- **WHAT YOU NEED TO DO**:
Throughout the entries below, report every line where "icon" is found.
■ ■ ■ ■ ■ ■ ■
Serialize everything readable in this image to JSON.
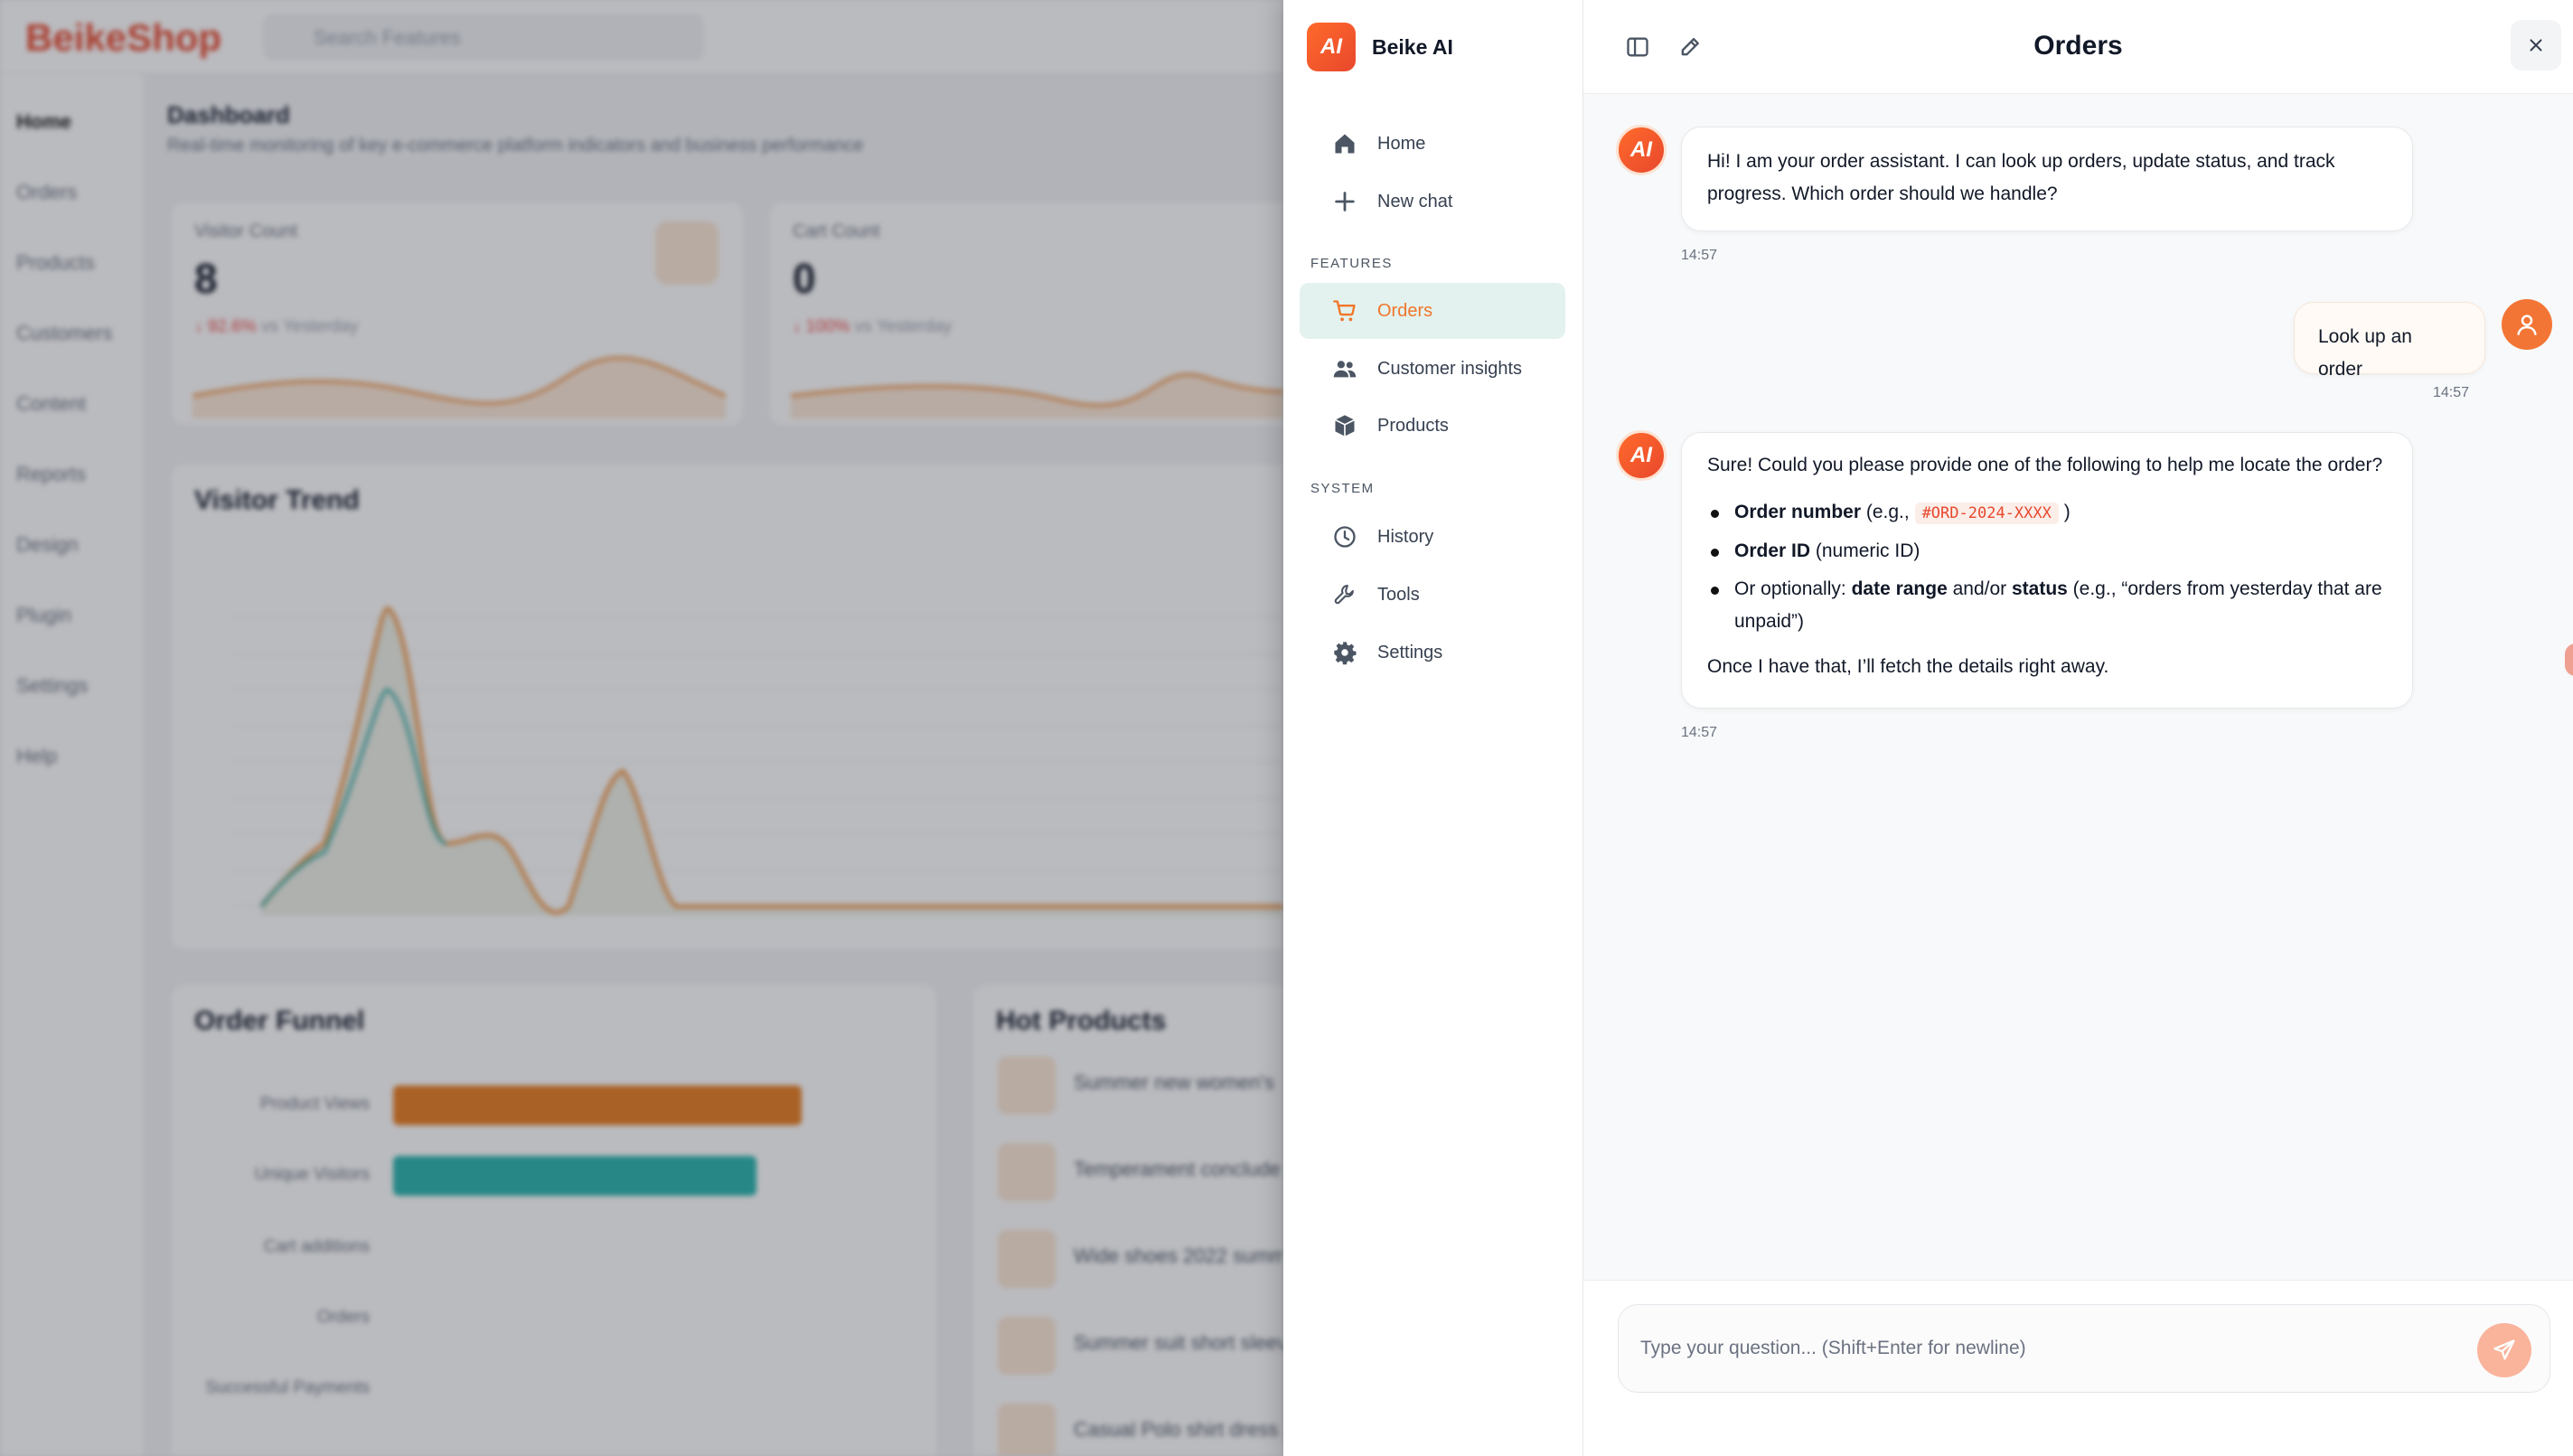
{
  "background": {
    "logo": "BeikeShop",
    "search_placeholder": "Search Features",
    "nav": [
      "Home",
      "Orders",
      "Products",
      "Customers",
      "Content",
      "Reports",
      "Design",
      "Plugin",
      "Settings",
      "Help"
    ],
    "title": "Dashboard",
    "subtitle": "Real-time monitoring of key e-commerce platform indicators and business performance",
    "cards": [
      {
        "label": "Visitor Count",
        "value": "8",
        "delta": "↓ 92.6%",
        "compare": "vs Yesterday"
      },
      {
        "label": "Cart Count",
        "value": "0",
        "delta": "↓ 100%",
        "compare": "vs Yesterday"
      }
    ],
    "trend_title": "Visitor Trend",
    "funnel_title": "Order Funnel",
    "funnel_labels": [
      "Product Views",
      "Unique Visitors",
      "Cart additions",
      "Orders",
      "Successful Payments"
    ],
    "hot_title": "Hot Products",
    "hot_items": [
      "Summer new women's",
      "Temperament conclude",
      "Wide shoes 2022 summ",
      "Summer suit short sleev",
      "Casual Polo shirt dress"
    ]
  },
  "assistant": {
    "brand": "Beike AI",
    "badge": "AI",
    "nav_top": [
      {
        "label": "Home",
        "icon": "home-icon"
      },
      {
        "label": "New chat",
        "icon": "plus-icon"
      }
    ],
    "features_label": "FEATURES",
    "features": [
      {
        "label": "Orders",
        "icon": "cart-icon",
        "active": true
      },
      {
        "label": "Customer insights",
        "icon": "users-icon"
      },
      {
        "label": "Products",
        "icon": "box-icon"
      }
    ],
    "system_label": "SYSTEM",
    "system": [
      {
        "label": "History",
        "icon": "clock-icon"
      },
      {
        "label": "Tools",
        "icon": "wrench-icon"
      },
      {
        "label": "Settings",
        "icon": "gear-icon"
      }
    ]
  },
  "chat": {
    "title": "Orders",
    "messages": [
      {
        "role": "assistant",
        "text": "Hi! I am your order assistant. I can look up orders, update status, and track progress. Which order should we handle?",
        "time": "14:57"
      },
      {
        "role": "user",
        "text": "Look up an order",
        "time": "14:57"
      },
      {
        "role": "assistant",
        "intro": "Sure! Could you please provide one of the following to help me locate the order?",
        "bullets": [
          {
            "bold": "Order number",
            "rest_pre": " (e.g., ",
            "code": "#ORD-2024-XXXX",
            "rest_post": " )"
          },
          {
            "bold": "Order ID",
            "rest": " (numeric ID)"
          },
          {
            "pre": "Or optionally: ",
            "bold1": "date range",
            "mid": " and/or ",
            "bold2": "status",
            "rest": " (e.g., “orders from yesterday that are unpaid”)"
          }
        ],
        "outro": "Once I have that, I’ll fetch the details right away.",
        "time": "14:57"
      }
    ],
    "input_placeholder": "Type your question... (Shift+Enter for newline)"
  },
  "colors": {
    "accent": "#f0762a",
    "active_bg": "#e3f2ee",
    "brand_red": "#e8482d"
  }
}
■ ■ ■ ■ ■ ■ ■
- **ANSWER FOR THE TASK**:
        "icon": "home-icon"
        "icon": "plus-icon"
        "icon": "cart-icon",
        "icon": "users-icon"
        "icon": "box-icon"
        "icon": "clock-icon"
        "icon": "wrench-icon"
        "icon": "gear-icon"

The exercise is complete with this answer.